TASK INPUT:
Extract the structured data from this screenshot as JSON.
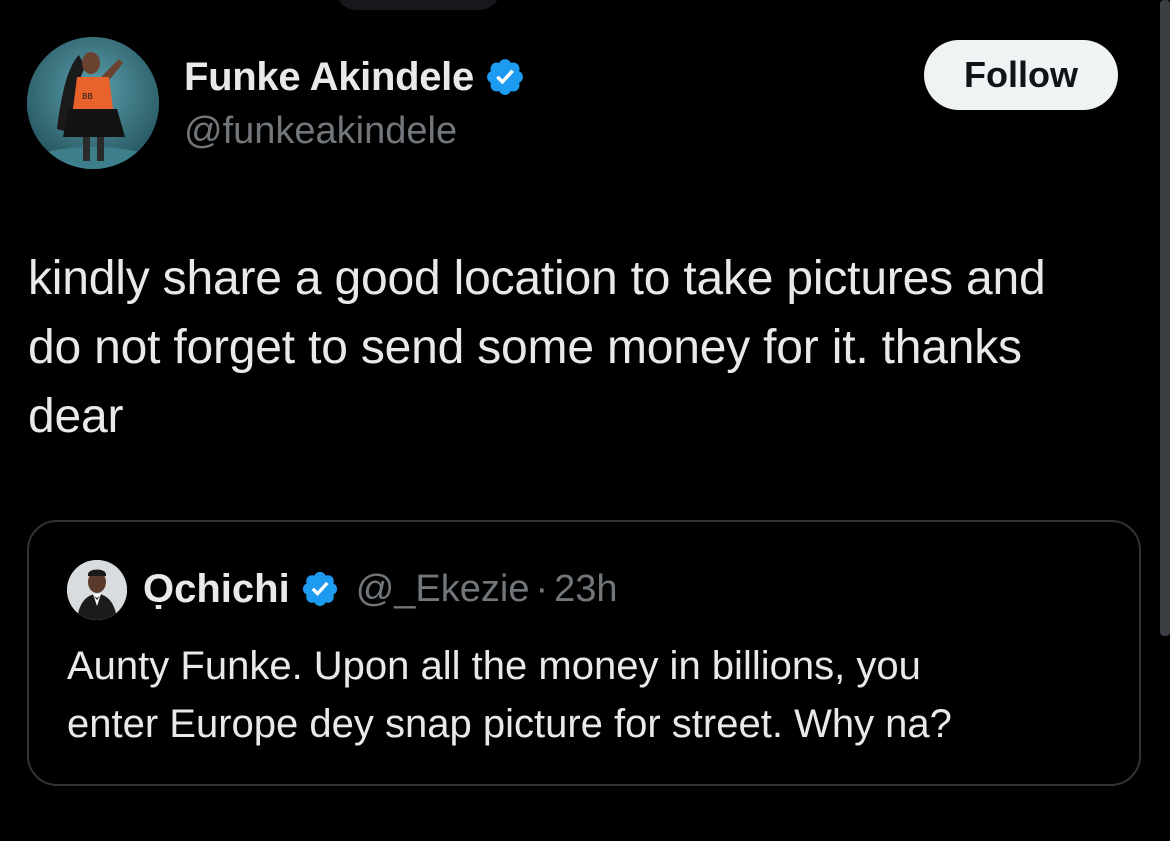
{
  "author": {
    "name": "Funke Akindele",
    "handle": "@funkeakindele",
    "verified": true,
    "avatar_icon": "profile-photo-woman-orange-top"
  },
  "follow_button": {
    "label": "Follow"
  },
  "tweet": {
    "text": "kindly share a good location to take pictures and\ndo not forget to send some money for it. thanks\ndear"
  },
  "quoted_tweet": {
    "name": "Ọchichi",
    "handle": "@_Ekezie",
    "separator": "·",
    "time": "23h",
    "verified": true,
    "text": "Aunty Funke. Upon all the money in billions, you\nenter Europe dey snap picture for street. Why na?",
    "avatar_icon": "profile-photo-man-suit"
  },
  "colors": {
    "background": "#000000",
    "primary_text": "#e7e9ea",
    "secondary_text": "#71767b",
    "verified_badge": "#1d9bf0",
    "border": "#2f3336",
    "follow_bg": "#eff3f4"
  }
}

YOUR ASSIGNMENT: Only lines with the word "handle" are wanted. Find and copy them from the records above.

THE COMPLETED TASK:
    "handle": "@funkeakindele",
    "handle": "@_Ekezie",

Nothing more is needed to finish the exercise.